The Truth About Travelling Australia With A Dog
The real truth is, that while we wouldn’t change travelling with our dog at all, it does mean we need to be flexible and mindful of our choices. The honesty of the situation is that we do sometimes have to miss out on some National Parks or Conservation areas that don’t allow dogs, and while there’s an ever growing number of caravan parks and free camp sites that allow dogs to stay, it does sometimes limit our options. If you decide to travel with your pet, you need to be OK with the fact that you might need to re-arrange entire sections of your travels in order to accommodate them. We are on an open ended trip, so we have time and no real schedule. If you’re on a shorter trip, with limited time, it might be much harder to work around having your dog with you.

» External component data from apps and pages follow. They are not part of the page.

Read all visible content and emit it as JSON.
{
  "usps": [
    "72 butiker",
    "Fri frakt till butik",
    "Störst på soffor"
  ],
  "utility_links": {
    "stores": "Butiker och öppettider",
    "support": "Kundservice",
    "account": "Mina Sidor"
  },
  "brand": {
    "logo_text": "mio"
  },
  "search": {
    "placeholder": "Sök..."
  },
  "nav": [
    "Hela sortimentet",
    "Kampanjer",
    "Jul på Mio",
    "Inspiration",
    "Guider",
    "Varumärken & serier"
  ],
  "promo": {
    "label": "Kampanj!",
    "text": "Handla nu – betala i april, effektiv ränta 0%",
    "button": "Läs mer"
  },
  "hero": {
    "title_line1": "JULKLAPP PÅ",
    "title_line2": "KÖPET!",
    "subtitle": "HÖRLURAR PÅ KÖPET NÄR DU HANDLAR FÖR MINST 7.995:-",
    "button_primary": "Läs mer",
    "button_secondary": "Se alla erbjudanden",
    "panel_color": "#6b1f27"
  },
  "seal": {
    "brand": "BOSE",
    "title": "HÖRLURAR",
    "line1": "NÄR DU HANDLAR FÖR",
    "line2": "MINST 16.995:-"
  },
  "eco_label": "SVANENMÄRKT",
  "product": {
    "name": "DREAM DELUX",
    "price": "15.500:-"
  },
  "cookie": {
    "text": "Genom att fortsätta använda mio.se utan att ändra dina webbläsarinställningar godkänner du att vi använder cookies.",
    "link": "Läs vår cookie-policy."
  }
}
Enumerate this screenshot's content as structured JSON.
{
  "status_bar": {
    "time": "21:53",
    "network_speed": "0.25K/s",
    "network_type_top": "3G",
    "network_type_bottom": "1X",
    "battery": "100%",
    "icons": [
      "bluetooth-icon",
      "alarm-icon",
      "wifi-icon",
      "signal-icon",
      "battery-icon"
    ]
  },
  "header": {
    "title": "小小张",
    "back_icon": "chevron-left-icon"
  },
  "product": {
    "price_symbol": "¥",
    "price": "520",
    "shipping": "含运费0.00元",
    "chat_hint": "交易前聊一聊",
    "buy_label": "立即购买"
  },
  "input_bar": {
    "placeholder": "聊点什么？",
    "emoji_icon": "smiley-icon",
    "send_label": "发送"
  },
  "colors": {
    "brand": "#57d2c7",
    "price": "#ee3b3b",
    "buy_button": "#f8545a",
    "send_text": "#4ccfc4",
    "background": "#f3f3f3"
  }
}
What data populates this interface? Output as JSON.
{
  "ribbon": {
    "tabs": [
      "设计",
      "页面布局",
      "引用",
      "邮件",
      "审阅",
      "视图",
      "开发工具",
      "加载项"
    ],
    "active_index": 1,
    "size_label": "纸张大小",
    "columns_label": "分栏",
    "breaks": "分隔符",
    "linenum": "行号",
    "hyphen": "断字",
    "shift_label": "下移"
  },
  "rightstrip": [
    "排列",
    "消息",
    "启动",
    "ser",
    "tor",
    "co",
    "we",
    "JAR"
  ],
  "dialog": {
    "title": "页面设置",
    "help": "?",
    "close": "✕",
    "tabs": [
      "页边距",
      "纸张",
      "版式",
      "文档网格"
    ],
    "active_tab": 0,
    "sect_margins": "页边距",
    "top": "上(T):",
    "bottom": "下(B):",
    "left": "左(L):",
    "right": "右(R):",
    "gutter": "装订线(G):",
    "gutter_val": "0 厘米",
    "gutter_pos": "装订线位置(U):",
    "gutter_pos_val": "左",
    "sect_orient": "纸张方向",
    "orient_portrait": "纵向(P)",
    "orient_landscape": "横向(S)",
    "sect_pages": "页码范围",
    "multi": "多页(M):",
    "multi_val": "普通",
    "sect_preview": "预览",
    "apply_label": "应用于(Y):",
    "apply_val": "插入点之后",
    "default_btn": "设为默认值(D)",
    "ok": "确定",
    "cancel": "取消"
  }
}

When we decided to do a cruise on the Arthur River for example, we left Yoshi in a kennel that meant we travelled an extra 80km’s or so to come back and get him. But the cruise was definitely worth it, and was something we didn’t want to miss out on. We wouldn’t change having our boy with us, he’s a part of our family and he’s relatively easy to travel with, he loves exploring, and he’s a really big fetch addict who makes us lots of new friends no matter where we are, with his big, brown puppy dog eyes sooking at everyone within reach to ppplllleeeeaasssseeeee throw his stick.
If you have ANY questions about travelling with your dog, then please drop us a line, or ask in the comments below……